• **Records for processing**
>>>
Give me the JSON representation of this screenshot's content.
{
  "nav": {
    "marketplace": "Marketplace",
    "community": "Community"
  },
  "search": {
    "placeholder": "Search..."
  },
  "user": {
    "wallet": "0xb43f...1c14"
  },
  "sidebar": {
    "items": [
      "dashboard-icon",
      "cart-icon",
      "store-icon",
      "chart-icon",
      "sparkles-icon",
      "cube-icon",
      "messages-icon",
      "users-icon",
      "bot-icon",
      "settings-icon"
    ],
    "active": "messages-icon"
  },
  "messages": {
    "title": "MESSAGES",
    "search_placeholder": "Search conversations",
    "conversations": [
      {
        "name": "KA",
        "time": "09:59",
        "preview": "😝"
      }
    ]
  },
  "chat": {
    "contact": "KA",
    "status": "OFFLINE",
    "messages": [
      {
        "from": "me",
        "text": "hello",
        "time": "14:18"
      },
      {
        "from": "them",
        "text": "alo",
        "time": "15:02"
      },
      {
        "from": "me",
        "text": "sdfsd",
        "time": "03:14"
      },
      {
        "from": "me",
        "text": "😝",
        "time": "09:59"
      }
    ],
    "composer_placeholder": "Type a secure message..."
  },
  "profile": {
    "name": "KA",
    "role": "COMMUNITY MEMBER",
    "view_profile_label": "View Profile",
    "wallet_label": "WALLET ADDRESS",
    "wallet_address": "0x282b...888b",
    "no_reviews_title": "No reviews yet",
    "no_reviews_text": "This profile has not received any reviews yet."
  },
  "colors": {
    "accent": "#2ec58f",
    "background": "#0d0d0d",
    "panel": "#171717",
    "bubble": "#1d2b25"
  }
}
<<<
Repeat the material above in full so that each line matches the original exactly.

Give me the JSON representation of this screenshot's content.
{
  "nav": {
    "marketplace": "Marketplace",
    "community": "Community"
  },
  "search": {
    "placeholder": "Search..."
  },
  "user": {
    "wallet": "0xb43f...1c14"
  },
  "sidebar": {
    "items": [
      "dashboard-icon",
      "cart-icon",
      "store-icon",
      "chart-icon",
      "sparkles-icon",
      "cube-icon",
      "messages-icon",
      "users-icon",
      "bot-icon",
      "settings-icon"
    ],
    "active": "messages-icon"
  },
  "messages": {
    "title": "MESSAGES",
    "search_placeholder": "Search conversations",
    "conversations": [
      {
        "name": "KA",
        "time": "09:59",
        "preview": "😝"
      }
    ]
  },
  "chat": {
    "contact": "KA",
    "status": "OFFLINE",
    "messages": [
      {
        "from": "me",
        "text": "hello",
        "time": "14:18"
      },
      {
        "from": "them",
        "text": "alo",
        "time": "15:02"
      },
      {
        "from": "me",
        "text": "sdfsd",
        "time": "03:14"
      },
      {
        "from": "me",
        "text": "😝",
        "time": "09:59"
      }
    ],
    "composer_placeholder": "Type a secure message..."
  },
  "profile": {
    "name": "KA",
    "role": "COMMUNITY MEMBER",
    "view_profile_label": "View Profile",
    "wallet_label": "WALLET ADDRESS",
    "wallet_address": "0x282b...888b",
    "no_reviews_title": "No reviews yet",
    "no_reviews_text": "This profile has not received any reviews yet."
  },
  "colors": {
    "accent": "#2ec58f",
    "background": "#0d0d0d",
    "panel": "#171717",
    "bubble": "#1d2b25"
  }
}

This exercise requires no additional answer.